Monday, September 10, 2012

How to Quilt Diagonal Lines by Machine

At the end of every patchwork pattern, there are the dreaded words:  "quilt as desired" 

One of my money-saving tips in my last post was to do your own quilting.  I try to take my own advice, so I do all my own quilting.  I don't like to spend months on every project hand-quilting, so that leaves me one main option:  quilting on my regular sewing machine.  I've been practicing my free-motion, but it still looks pretty awful.  So, I try to do straight-line quilting with my walking foot.  There are few tutorials and resources available for this technique that I can find.
Here is one of my favorite ways to machine-quilt:  simple diagonal lines.  I love them for several reasons.  One, I can use my walking foot or even a standard presser foot.  Two, they require very minimal marking on the quilt top.  Three, any backstiching is hidden under the binding. Finally, I think this design can compliment almost any quilt top, from traditional patchwork and applique to a more modern look.

What you need:
  • basted quilt sandwich (see How to Baste a Quilt)
  • painter's tape
  • yardstick or tape measure.  I'm showing this for a baby quilt, so I just used a yardstick and eyeballed it.  But, if you're doing a larger quilt I suggest using a tape measure.
  • guide bar
  • walking foot (optional)
  • thread for quilting.  I usually use a 100% cotton thread that matches my quilt top so my stitches blend in. 
Let's get quilting:

1.   Lay out tape measure so that it creates a diagonal line approximately corner to corner.  I don't like my lines to match up exactly with the corners, because then it's obvious when they aren't straight. 

Use 4-5 inch lengths of painters tape to mark a straight line on the quilt top.  I don't use one big piece because it's really hard to get a piece that long to cooperate. 
 That's all the marking I do--I told you, minimal marking.  Now it's on to the sewing machine!

2.  If you have it, attach your walking foot.  It will help to evenly feed your quilt top through the machine and reduce puckers.  If you don't have one, don't sweat it, you can still quilt with a regular old presser foot. 

3.  Find your guide bar--I bet that you have one that came with your machine and didn't know what it was for.  If you need to, refer to your manual to see how to install it.  For  my Singer, I just wedge it in under a little metal flap.  With my Pfaff, there's a little screw to help hold it in place.

Set up your guide bar to the distance you want between the quilting lines.  Measure from the needle to the center of the guide bar.  For this quilt, I've set my guide bar at 2 inches. 

4.  Sew along one side of the painter's tape, backstitching at the beginning and end of each row to secure.  The good news is, your backstich doesn't have to look perfect, because it will probably get trimmed off to put on binding or be hidden by the binding itself.

Remove pins as you come to them--do not sew over a pin, it will break the needle and can damage your machine!
You should have one half of the quilt rolled up under your sewing machine arm and the other half well-supported by your sewing table.  If the quilt is not well supported, especially if you are working on a larger quilt, the weight can cause drag.  That leads to sloppy, uneven stitches.

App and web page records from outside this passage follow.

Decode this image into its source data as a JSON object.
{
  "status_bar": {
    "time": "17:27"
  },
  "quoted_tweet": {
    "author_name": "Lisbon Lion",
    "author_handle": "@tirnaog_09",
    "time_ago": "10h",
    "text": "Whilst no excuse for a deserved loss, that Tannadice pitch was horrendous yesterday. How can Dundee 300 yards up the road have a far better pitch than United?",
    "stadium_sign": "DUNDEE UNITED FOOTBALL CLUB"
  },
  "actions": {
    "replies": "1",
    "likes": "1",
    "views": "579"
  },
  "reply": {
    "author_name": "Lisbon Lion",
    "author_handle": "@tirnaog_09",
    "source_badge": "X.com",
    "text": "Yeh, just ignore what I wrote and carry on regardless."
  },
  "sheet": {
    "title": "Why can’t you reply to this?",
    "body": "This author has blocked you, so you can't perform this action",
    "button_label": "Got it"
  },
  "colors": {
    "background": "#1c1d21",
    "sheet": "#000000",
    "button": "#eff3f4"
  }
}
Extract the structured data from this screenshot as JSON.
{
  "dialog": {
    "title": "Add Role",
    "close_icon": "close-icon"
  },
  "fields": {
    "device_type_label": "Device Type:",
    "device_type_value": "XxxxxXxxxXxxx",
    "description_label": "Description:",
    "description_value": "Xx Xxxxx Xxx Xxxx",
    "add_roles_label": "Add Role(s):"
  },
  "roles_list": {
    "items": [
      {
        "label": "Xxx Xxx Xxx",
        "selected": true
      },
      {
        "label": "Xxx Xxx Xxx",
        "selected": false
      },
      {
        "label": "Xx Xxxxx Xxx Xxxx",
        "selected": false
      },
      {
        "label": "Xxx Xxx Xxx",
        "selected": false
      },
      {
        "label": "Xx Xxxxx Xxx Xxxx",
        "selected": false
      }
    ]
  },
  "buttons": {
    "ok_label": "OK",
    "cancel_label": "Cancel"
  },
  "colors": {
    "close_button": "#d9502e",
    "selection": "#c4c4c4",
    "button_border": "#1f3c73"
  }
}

5.  Remove the painter's tape.  Now, slide your quilt through the machine so that you are starting 2 inches away from the first stitches.  Your guide bar should be resting on your previous row of stitches.
It's important to always start on the same side, it will help your quilt lay smoother.  It seems like it would be easier to go back and forth, starting at opposite ends of the quilt for each row.  But, that causes a lot more puckering.

6. Quilt the 2nd line the same way as the first, using your guide bar as a guide to keep your row straight.  Continue quilting lines 2 inches apart until you have finished half the quilt.  Then, turn the quilt around.  (I know I told you not to switch directions, but you have to switch here so that you won't eventually have the entire quilt rolled up under the arm of your sewing machine.) 

7.   Switch the guide bar so that it points out the the left.  I don't think this is something most people do, but it works really well for me.  Adjust it so that it is the desired length from your needle.  Notice in my picture that the bar is "upside-down" because it's usually oriented to the right.  Don't worry, it will still work.

8.  Continue quilting until the quilt top is completed.



  1. Thank you so much for this tutorial! I am making a baby quilt as a gift and wanted to use diagonal quilting but was ready to measure corner to corner. This makes so much sense. And now know what the quilting bar is for! I got one with my machine and they show how to attach it but I never really understood it's use. You have saved me a lot of time that I would have used marking my quilt when it is so unnecessary for this procedure. Thank you again!

    1. I'm glad I could help--it's always great to teach someone a new skill (and save time, too)!


Join the conversation--your comments make me happy!